→ Task to carry out
Your task is to copy each line of the material that includes "data".

→ Task material
○ ○ ○ ○

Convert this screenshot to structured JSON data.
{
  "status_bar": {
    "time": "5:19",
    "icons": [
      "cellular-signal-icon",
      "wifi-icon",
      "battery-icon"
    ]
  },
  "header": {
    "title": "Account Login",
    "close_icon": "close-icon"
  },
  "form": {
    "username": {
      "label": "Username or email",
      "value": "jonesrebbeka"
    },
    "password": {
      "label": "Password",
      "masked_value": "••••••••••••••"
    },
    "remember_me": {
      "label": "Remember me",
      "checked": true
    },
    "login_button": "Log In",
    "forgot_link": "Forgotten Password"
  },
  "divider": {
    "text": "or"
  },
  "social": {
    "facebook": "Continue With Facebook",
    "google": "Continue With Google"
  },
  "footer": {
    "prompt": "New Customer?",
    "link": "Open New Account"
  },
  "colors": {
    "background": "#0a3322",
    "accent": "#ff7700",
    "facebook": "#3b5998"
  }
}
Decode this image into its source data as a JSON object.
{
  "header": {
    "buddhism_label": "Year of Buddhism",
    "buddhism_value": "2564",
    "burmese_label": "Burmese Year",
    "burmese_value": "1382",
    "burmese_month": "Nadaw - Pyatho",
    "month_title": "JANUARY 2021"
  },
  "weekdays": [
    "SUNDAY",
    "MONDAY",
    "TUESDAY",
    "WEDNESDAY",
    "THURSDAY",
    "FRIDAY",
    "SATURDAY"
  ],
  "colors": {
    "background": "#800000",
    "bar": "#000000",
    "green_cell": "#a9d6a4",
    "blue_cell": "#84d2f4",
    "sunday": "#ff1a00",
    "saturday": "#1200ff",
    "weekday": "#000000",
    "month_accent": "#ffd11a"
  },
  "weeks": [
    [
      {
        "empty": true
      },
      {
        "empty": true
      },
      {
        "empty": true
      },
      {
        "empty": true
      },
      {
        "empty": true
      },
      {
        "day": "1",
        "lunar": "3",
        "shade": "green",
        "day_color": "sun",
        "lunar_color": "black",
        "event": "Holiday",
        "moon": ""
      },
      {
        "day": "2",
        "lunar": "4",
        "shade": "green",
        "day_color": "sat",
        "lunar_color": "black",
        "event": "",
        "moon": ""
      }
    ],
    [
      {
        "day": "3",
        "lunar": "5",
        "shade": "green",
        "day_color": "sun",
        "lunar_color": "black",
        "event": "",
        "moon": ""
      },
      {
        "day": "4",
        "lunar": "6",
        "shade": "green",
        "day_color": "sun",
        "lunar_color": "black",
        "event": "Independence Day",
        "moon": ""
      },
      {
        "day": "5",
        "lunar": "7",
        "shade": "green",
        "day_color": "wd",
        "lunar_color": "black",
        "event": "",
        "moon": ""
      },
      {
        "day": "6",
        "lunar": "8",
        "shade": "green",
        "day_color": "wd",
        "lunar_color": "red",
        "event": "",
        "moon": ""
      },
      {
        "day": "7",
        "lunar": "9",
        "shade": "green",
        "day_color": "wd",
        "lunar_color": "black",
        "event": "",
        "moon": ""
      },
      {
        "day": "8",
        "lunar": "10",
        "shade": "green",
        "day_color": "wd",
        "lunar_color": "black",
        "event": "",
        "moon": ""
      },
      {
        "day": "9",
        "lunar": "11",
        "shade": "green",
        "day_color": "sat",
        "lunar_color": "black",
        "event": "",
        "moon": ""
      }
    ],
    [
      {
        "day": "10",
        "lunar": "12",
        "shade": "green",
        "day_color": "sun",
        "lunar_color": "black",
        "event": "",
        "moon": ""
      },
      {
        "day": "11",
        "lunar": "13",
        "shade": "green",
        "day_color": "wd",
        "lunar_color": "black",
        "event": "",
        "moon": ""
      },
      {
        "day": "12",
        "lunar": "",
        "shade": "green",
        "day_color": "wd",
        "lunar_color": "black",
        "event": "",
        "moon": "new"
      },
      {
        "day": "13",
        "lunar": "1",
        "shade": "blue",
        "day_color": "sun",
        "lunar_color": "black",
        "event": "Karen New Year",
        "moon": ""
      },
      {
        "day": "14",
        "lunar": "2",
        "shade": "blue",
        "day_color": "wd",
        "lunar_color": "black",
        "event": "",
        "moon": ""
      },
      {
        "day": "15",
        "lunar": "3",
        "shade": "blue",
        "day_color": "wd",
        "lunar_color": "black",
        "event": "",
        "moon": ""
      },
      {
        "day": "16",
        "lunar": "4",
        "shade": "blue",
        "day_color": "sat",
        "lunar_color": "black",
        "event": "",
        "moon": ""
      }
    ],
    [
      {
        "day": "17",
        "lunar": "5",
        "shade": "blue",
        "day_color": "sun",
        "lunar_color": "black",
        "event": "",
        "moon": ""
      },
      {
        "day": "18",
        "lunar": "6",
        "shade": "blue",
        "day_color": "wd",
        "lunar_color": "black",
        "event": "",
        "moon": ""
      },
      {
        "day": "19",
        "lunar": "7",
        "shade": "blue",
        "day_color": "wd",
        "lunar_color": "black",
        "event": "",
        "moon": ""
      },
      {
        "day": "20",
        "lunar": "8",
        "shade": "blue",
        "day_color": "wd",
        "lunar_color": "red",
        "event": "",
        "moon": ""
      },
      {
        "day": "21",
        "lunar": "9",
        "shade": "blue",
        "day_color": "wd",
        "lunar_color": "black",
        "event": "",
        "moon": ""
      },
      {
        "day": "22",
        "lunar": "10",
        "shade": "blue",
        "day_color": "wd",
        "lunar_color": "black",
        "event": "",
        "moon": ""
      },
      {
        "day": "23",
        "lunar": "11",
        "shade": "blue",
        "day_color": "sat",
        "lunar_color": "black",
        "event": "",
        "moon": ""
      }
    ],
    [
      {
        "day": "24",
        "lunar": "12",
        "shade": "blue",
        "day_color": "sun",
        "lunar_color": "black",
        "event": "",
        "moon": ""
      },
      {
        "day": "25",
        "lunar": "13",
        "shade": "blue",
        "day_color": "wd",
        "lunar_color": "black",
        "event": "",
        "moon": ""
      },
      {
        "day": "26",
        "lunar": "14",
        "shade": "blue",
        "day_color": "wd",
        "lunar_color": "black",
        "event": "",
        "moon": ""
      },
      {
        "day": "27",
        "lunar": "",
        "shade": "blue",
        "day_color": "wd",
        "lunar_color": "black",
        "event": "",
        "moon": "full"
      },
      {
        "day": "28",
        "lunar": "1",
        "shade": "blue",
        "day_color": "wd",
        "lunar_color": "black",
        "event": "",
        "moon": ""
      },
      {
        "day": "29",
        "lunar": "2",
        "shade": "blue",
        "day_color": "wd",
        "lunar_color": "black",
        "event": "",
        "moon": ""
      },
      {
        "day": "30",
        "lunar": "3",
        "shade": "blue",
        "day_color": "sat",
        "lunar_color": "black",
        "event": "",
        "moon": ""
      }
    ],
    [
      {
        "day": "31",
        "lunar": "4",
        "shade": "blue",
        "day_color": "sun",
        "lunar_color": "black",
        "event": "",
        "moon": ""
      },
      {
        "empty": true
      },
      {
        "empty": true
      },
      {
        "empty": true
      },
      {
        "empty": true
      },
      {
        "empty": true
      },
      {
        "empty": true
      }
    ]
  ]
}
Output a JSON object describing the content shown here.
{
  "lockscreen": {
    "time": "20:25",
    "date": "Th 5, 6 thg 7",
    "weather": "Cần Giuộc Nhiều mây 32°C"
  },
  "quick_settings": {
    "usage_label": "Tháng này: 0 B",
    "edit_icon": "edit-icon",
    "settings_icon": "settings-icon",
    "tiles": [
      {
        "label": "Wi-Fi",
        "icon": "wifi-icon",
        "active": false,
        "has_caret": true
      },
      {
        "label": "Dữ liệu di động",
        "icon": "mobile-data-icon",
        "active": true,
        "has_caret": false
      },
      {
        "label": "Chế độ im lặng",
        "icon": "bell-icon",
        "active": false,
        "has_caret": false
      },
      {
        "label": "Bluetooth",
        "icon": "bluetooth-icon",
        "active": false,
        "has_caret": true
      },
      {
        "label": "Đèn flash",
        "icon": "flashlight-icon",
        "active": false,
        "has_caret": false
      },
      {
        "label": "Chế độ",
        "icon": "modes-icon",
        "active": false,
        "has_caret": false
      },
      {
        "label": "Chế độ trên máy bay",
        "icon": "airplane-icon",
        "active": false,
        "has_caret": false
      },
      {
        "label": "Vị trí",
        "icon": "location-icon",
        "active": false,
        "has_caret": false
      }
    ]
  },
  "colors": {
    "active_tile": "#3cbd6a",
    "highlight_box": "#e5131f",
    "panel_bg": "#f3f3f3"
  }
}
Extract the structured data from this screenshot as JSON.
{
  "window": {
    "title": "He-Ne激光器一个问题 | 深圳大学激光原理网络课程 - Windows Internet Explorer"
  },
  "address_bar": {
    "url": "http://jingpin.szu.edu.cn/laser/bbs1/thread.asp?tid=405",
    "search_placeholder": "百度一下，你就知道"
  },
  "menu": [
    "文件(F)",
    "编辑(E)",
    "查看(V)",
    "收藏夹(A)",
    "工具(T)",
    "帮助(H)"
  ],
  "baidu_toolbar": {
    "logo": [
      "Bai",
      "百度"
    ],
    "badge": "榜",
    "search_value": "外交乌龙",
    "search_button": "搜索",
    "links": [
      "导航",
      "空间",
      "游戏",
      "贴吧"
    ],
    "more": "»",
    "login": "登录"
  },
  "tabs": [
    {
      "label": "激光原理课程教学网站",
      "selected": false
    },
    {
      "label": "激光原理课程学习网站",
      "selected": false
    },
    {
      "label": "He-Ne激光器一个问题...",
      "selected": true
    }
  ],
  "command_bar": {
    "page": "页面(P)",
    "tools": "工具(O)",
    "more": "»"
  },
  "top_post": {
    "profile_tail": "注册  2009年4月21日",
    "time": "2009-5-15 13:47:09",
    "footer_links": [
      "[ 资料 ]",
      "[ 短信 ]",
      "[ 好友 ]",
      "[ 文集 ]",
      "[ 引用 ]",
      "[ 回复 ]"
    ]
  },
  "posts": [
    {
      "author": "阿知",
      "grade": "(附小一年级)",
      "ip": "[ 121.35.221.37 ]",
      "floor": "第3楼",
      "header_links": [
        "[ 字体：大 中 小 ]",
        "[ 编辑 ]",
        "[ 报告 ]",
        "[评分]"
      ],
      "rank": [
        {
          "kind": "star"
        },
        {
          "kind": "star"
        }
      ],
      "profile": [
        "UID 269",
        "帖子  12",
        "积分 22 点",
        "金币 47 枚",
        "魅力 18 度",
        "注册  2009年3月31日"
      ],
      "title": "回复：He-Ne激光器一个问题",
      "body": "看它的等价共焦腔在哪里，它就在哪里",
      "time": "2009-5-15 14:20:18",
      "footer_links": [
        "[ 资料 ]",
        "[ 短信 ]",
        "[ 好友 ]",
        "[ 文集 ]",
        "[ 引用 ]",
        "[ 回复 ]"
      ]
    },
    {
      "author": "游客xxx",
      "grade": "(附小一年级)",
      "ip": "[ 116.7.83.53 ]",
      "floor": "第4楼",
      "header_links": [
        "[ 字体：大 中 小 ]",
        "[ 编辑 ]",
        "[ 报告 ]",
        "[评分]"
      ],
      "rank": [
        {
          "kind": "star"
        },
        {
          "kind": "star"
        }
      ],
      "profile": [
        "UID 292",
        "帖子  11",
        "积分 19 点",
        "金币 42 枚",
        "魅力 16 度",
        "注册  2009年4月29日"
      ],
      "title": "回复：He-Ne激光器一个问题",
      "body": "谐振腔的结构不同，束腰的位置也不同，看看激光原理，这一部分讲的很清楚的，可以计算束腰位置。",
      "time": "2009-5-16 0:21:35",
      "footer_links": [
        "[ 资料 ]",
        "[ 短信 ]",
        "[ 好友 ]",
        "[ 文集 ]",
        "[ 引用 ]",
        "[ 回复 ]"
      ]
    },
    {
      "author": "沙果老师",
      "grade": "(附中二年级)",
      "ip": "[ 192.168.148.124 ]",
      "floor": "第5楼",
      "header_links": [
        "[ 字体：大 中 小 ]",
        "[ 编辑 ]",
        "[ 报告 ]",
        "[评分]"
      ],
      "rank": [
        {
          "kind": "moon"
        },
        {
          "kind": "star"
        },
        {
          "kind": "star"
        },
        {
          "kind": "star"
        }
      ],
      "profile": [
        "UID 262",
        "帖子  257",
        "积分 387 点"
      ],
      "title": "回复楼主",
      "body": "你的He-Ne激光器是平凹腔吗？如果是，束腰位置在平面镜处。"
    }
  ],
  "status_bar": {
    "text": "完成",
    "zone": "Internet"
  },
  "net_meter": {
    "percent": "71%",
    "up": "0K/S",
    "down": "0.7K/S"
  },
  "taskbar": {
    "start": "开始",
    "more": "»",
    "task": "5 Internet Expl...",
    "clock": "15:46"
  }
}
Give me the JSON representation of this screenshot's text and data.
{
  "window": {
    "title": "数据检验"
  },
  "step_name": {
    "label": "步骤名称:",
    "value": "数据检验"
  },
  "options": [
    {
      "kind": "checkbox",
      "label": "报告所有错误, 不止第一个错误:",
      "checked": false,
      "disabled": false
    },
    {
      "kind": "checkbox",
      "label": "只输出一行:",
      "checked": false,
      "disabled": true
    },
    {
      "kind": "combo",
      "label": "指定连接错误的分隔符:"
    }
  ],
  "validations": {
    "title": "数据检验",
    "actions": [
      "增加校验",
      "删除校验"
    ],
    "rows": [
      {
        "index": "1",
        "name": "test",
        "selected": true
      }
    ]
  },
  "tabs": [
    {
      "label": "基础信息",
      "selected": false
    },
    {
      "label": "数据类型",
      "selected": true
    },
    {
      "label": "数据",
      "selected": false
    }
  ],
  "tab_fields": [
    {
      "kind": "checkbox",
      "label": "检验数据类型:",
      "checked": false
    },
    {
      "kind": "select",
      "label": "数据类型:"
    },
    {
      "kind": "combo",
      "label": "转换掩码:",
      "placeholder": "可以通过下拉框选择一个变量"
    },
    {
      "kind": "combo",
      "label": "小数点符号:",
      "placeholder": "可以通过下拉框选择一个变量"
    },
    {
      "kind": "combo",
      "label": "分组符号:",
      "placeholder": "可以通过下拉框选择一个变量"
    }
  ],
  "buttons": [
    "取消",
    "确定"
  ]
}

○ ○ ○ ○

→ Your solution
Convert this screenshot to structured JSON data.
Decode this image into its source data as a JSON object.
        "icon": "mobile-data-icon",
Extract the structured data from this screenshot as JSON.
Give me the JSON representation of this screenshot's text and data.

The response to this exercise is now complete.